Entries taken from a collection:
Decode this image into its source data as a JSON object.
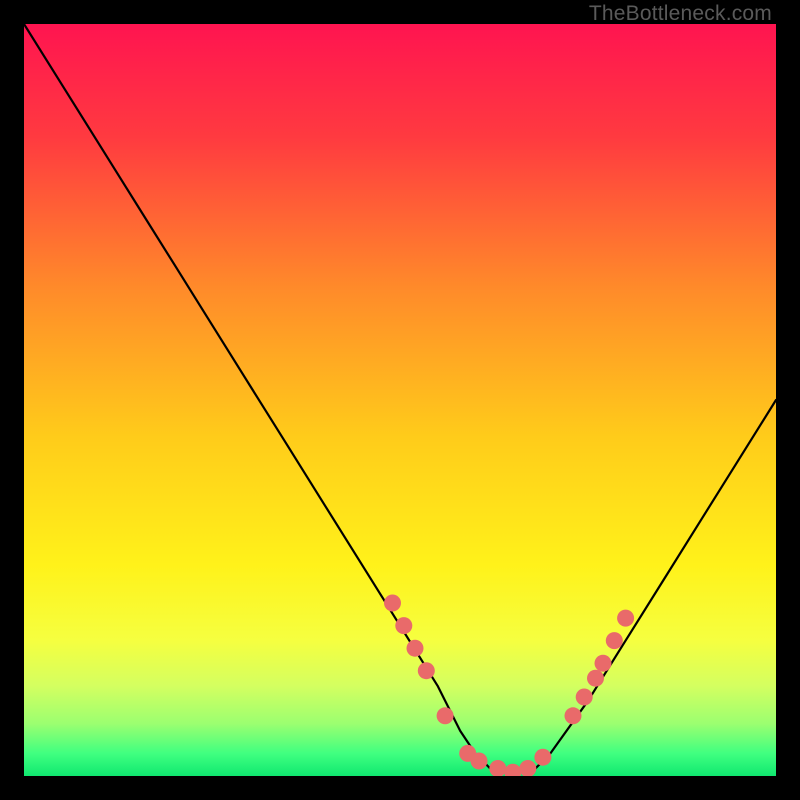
{
  "watermark": "TheBottleneck.com",
  "chart_data": {
    "type": "line",
    "title": "",
    "xlabel": "",
    "ylabel": "",
    "xrange": [
      0,
      100
    ],
    "yrange": [
      0,
      100
    ],
    "curve": {
      "name": "bottleneck-curve",
      "x": [
        0,
        5,
        10,
        15,
        20,
        25,
        30,
        35,
        40,
        45,
        50,
        55,
        58,
        60,
        62,
        65,
        68,
        70,
        75,
        80,
        85,
        90,
        95,
        100
      ],
      "y": [
        100,
        92,
        84,
        76,
        68,
        60,
        52,
        44,
        36,
        28,
        20,
        12,
        6,
        3,
        1,
        0.5,
        1,
        3,
        10,
        18,
        26,
        34,
        42,
        50
      ]
    },
    "markers": {
      "name": "highlight-points",
      "color": "#e96a6a",
      "points": [
        {
          "x": 49,
          "y": 23
        },
        {
          "x": 50.5,
          "y": 20
        },
        {
          "x": 52,
          "y": 17
        },
        {
          "x": 53.5,
          "y": 14
        },
        {
          "x": 56,
          "y": 8
        },
        {
          "x": 59,
          "y": 3
        },
        {
          "x": 60.5,
          "y": 2
        },
        {
          "x": 63,
          "y": 1
        },
        {
          "x": 65,
          "y": 0.5
        },
        {
          "x": 67,
          "y": 1
        },
        {
          "x": 69,
          "y": 2.5
        },
        {
          "x": 73,
          "y": 8
        },
        {
          "x": 74.5,
          "y": 10.5
        },
        {
          "x": 76,
          "y": 13
        },
        {
          "x": 77,
          "y": 15
        },
        {
          "x": 78.5,
          "y": 18
        },
        {
          "x": 80,
          "y": 21
        }
      ]
    },
    "gradient_bands": [
      {
        "stop": 0.0,
        "color": "#ff1450"
      },
      {
        "stop": 0.15,
        "color": "#ff3a40"
      },
      {
        "stop": 0.35,
        "color": "#ff8a2a"
      },
      {
        "stop": 0.55,
        "color": "#ffcc1a"
      },
      {
        "stop": 0.72,
        "color": "#fff21a"
      },
      {
        "stop": 0.82,
        "color": "#f5ff40"
      },
      {
        "stop": 0.88,
        "color": "#d4ff60"
      },
      {
        "stop": 0.93,
        "color": "#9cff70"
      },
      {
        "stop": 0.97,
        "color": "#40ff80"
      },
      {
        "stop": 1.0,
        "color": "#10e870"
      }
    ]
  }
}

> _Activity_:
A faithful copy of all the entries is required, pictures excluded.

> _Expected answer_:
Decode this image into its source data as a JSON object.
{
  "watermark": "TheBottleneck.com",
  "chart_data": {
    "type": "line",
    "title": "",
    "xlabel": "",
    "ylabel": "",
    "xrange": [
      0,
      100
    ],
    "yrange": [
      0,
      100
    ],
    "curve": {
      "name": "bottleneck-curve",
      "x": [
        0,
        5,
        10,
        15,
        20,
        25,
        30,
        35,
        40,
        45,
        50,
        55,
        58,
        60,
        62,
        65,
        68,
        70,
        75,
        80,
        85,
        90,
        95,
        100
      ],
      "y": [
        100,
        92,
        84,
        76,
        68,
        60,
        52,
        44,
        36,
        28,
        20,
        12,
        6,
        3,
        1,
        0.5,
        1,
        3,
        10,
        18,
        26,
        34,
        42,
        50
      ]
    },
    "markers": {
      "name": "highlight-points",
      "color": "#e96a6a",
      "points": [
        {
          "x": 49,
          "y": 23
        },
        {
          "x": 50.5,
          "y": 20
        },
        {
          "x": 52,
          "y": 17
        },
        {
          "x": 53.5,
          "y": 14
        },
        {
          "x": 56,
          "y": 8
        },
        {
          "x": 59,
          "y": 3
        },
        {
          "x": 60.5,
          "y": 2
        },
        {
          "x": 63,
          "y": 1
        },
        {
          "x": 65,
          "y": 0.5
        },
        {
          "x": 67,
          "y": 1
        },
        {
          "x": 69,
          "y": 2.5
        },
        {
          "x": 73,
          "y": 8
        },
        {
          "x": 74.5,
          "y": 10.5
        },
        {
          "x": 76,
          "y": 13
        },
        {
          "x": 77,
          "y": 15
        },
        {
          "x": 78.5,
          "y": 18
        },
        {
          "x": 80,
          "y": 21
        }
      ]
    },
    "gradient_bands": [
      {
        "stop": 0.0,
        "color": "#ff1450"
      },
      {
        "stop": 0.15,
        "color": "#ff3a40"
      },
      {
        "stop": 0.35,
        "color": "#ff8a2a"
      },
      {
        "stop": 0.55,
        "color": "#ffcc1a"
      },
      {
        "stop": 0.72,
        "color": "#fff21a"
      },
      {
        "stop": 0.82,
        "color": "#f5ff40"
      },
      {
        "stop": 0.88,
        "color": "#d4ff60"
      },
      {
        "stop": 0.93,
        "color": "#9cff70"
      },
      {
        "stop": 0.97,
        "color": "#40ff80"
      },
      {
        "stop": 1.0,
        "color": "#10e870"
      }
    ]
  }
}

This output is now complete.